Saturday, January 15, 2011
Paul Klee Inspired Art
We used this idea for a Paul Klee inspired project.
Using graph paper the kids were asked to design a building or city scape using geometric shapes. If they used curves or circles, they were only to use 1 or 2. The graph paper was used for the rough drawing only. They liked that they could make mistakes.
After their plans were done, I took sheets of acetate (overhead sheets) and taped them on top. I traced their lines with a black Sharpie marker and a ruler. Older kids could do this on their own. I chose to do this step for the kids because I knew that using the ruler and trying not to smudge the marker would be too frustrating for them. I wanted this to be a successful project.
After the black lines were traced, I removed the graph paper and turned it over to the white side. The kids had a choice of colouring in their shapes with colouring Sharpie markers or oil pastels. Both are great options. My kids at school are using oil pastels. With the oil pastels, I've found that it helps to colour in one direction. If you go back over your work with the pastels, they seem to pick up bits and almost erase what you've done. You have to go easy and not press too hard. I've also noticed that sometimes the acetate has one side that works better than the other.
Once the shapes have been coloured in the acetate could be mounted on black or white paper or could be hung on a window. If mounting on paper, I would mount it with the coloured side against the paper to prevent smudging.

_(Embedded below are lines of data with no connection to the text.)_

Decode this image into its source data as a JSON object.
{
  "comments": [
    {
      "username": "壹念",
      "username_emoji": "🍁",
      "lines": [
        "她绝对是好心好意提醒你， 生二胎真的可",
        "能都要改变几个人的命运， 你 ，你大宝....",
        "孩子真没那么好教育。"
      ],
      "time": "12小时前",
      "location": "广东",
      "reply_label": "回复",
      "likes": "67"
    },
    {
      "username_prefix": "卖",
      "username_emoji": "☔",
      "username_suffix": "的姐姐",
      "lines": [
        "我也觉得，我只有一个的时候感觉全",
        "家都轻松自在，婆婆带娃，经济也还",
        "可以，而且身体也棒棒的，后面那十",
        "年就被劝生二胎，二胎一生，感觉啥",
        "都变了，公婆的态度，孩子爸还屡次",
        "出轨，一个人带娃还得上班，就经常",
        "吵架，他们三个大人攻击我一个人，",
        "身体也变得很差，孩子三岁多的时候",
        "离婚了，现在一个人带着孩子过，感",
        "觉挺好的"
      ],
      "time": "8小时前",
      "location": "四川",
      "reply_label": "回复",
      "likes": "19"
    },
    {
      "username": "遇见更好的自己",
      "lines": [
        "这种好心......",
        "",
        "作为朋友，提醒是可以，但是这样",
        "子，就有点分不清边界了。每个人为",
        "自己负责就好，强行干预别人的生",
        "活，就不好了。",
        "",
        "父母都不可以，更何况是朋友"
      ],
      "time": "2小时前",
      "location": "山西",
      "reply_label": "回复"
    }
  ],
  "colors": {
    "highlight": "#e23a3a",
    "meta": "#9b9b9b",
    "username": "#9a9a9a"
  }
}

We really liked this project and I can't wait to show off the work from school. In the future with my younger ones, I would probably give them geometric shapes to trace and put together. This way I can ensure that the shapes are used and that they stay within a certain size and/or proportion. With my grade 6s I also combined this with a lesson on colour and had the students choose one area of their city scape that had to have emphasis through the use of contrast. I'm excited to see their results.